There is no special formula for implementing consumer health information services or models, but this issue is dedicated to addressing the imperative topic of translating formal and informal research initiatives into practice.
What does CHIS stand for?
CHIS stands for Consumer Health Information Service (Toronto, Ontario, Canada)
This definition appears frequently and is found in the following Acronym Finder categories:
- Organizations, NGOs, schools, universities, etc.
See other definitions of CHIS
We have 21 other meanings of CHIS in our Acronym Attic
- Computer Hardware Inventory and Repair Processing System
- Confidential Human Factors Reporting System (UK)
- Community Head Injury Resource Services (Toronto, Ontario, Canada)
- Community Health Intensity Rate Scale

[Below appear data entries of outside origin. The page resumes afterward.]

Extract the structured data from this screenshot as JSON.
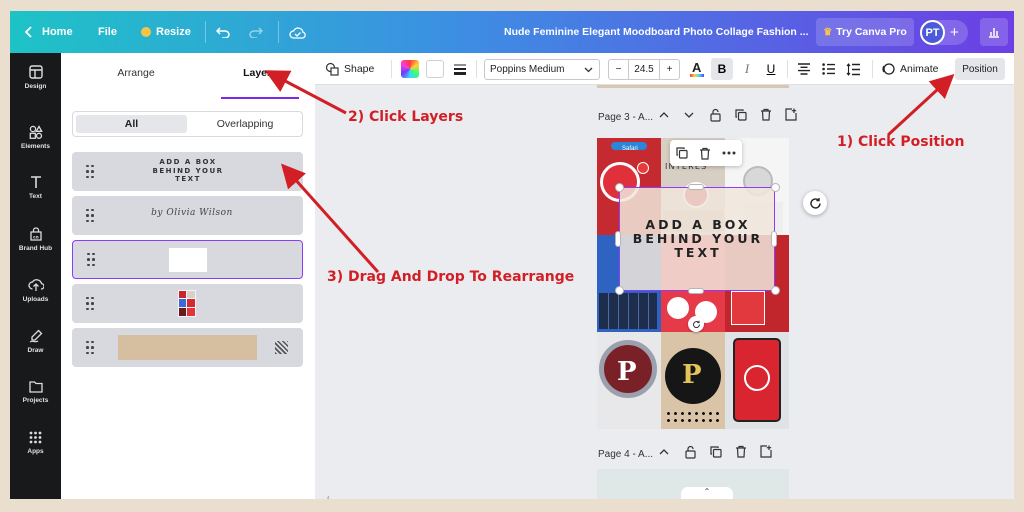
{
  "topbar": {
    "home": "Home",
    "file": "File",
    "resize": "Resize",
    "doc_title": "Nude Feminine Elegant Moodboard Photo Collage Fashion ...",
    "try_pro": "Try Canva Pro",
    "avatar_initials": "PT",
    "gradient_start": "#1ec3c6",
    "gradient_end": "#6c3fe4"
  },
  "rail": {
    "items": [
      {
        "label": "Design",
        "icon": "layout-icon"
      },
      {
        "label": "Elements",
        "icon": "elements-icon"
      },
      {
        "label": "Text",
        "icon": "text-icon"
      },
      {
        "label": "Brand Hub",
        "icon": "brand-hub-icon"
      },
      {
        "label": "Uploads",
        "icon": "upload-icon"
      },
      {
        "label": "Draw",
        "icon": "draw-icon"
      },
      {
        "label": "Projects",
        "icon": "folder-icon"
      },
      {
        "label": "Apps",
        "icon": "apps-icon"
      }
    ]
  },
  "panel": {
    "tabs": [
      "Arrange",
      "Layers"
    ],
    "active_tab": "Layers",
    "filters": [
      "All",
      "Overlapping"
    ],
    "layers": [
      {
        "type": "text",
        "text": "ADD A BOX BEHIND YOUR TEXT"
      },
      {
        "type": "script-text",
        "text": "by Olivia Wilson"
      },
      {
        "type": "white-box",
        "text": ""
      },
      {
        "type": "photo-collage",
        "text": ""
      },
      {
        "type": "background-rectangle",
        "text": ""
      }
    ]
  },
  "toolbar": {
    "shape": "Shape",
    "font": "Poppins Medium",
    "font_size": "24.5",
    "minus": "−",
    "plus": "+",
    "bold": "B",
    "italic": "I",
    "underline": "U",
    "animate": "Animate",
    "position": "Position",
    "accent": "#7d2ae8"
  },
  "canvas": {
    "page3_label": "Page 3 - A...",
    "page4_label": "Page 4 - A...",
    "selected_text": "ADD A BOX BEHIND YOUR TEXT",
    "photo_text_1": "Safari",
    "photo_text_2": "INTERES"
  },
  "annotations": {
    "step1": "1) Click Position",
    "step2": "2) Click Layers",
    "step3": "3) Drag And Drop To Rearrange",
    "color": "#d21f26"
  }
}
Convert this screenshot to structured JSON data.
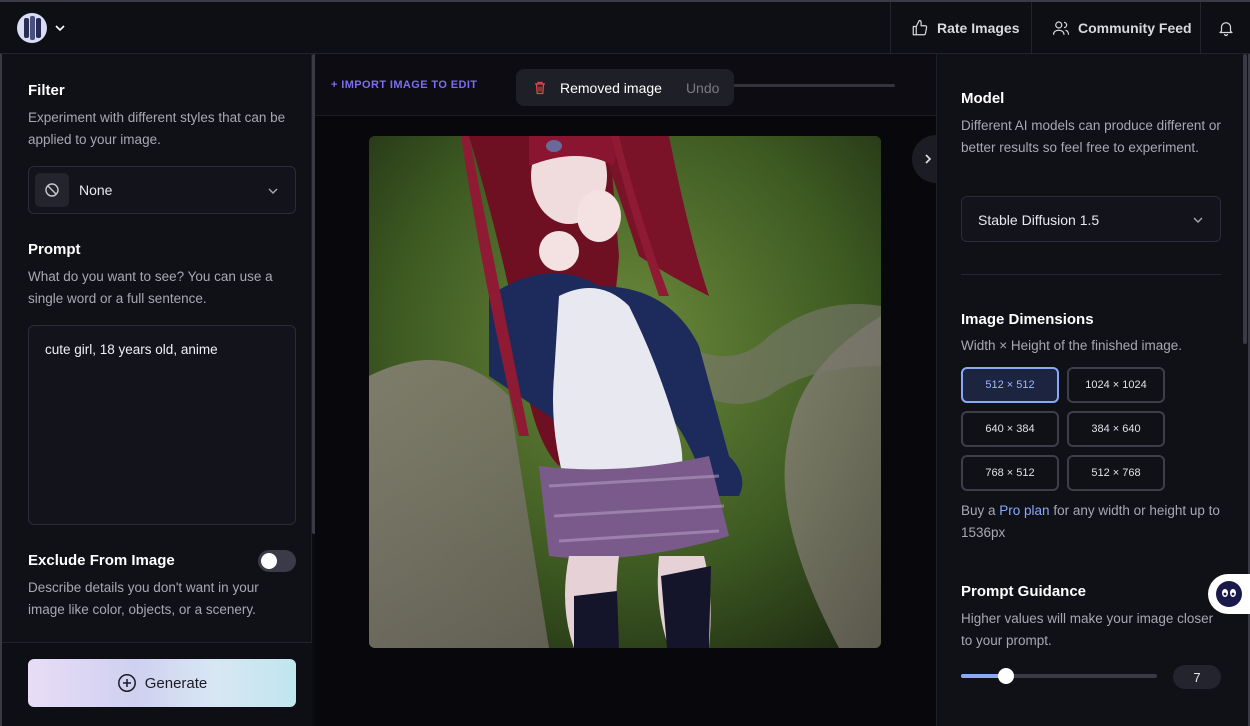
{
  "topbar": {
    "rate_images": "Rate Images",
    "community_feed": "Community Feed"
  },
  "left": {
    "filter": {
      "title": "Filter",
      "description": "Experiment with different styles that can be applied to your image.",
      "selected": "None"
    },
    "prompt": {
      "title": "Prompt",
      "description": "What do you want to see? You can use a single word or a full sentence.",
      "value": "cute girl, 18 years old, anime"
    },
    "exclude": {
      "title": "Exclude From Image",
      "description": "Describe details you don't want in your image like color, objects, or a scenery.",
      "enabled": false
    },
    "generate_label": "Generate"
  },
  "center": {
    "import_label": "+ IMPORT IMAGE TO EDIT",
    "toast": {
      "message": "Removed image",
      "undo": "Undo"
    }
  },
  "right": {
    "model": {
      "title": "Model",
      "description": "Different AI models can produce different or better results so feel free to experiment.",
      "selected": "Stable Diffusion 1.5"
    },
    "dimensions": {
      "title": "Image Dimensions",
      "description": "Width × Height of the finished image.",
      "options": [
        "512 × 512",
        "1024 × 1024",
        "640 × 384",
        "384 × 640",
        "768 × 512",
        "512 × 768"
      ],
      "selected": "512 × 512",
      "pro_prefix": "Buy a ",
      "pro_link": "Pro plan",
      "pro_suffix": " for any width or height up to 1536px"
    },
    "guidance": {
      "title": "Prompt Guidance",
      "description": "Higher values will make your image closer to your prompt.",
      "value": "7",
      "fraction": 0.23
    }
  },
  "colors": {
    "accent": "#8aa8f6",
    "import_link": "#7d6ef0",
    "panel_bg": "#101017",
    "canvas_bg": "#07070c"
  }
}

- Community Housing Information and Reference Services (Australia)
- Consumer Health Information Resource Service (est. 1985; Nebraska)
- California Health Interview Survey (University of California, Los Angeles; Center for Health Policy Research; Los Angeles, CA)
- Channel Islands National Park (US National Park Service)
- Chiapas (Estado de México)
- Community Health Information System
- Covert Human Intelligence Source (Crown Prosecution Service; UK)
- Committee for Health in Southern Africa (est. 1984)
- Cedar Hill Independent School District (Cedar Hill, Texas)
- Channel Initiated Secondary Electron (semiconductors)
- Computer Human Interaction and Software Engineering Lab (University of Victoria; Canada)
- Computer Human Interaction Special Interest Group
- Chicago White Sox (baseball team)
- Carolina Hispanic Association
- Center for Hispanic Policy and Advocacy (Providence, RI)
- Community Housing Improvement Systems and Planning Association (Salinas, CA)
Samples in periodicals archive:
gov and through it consumer health information service, MEDLINE "plus" at http://www.
In 2000 this author published an article entitled "Starting a Consumer Health Information Service in a Public Library" (Gillaspy, 2000).
I hope that the contributions to this focused issue will provide a valuable resource for librarians with an interest in providing consumer health information services at their institutions.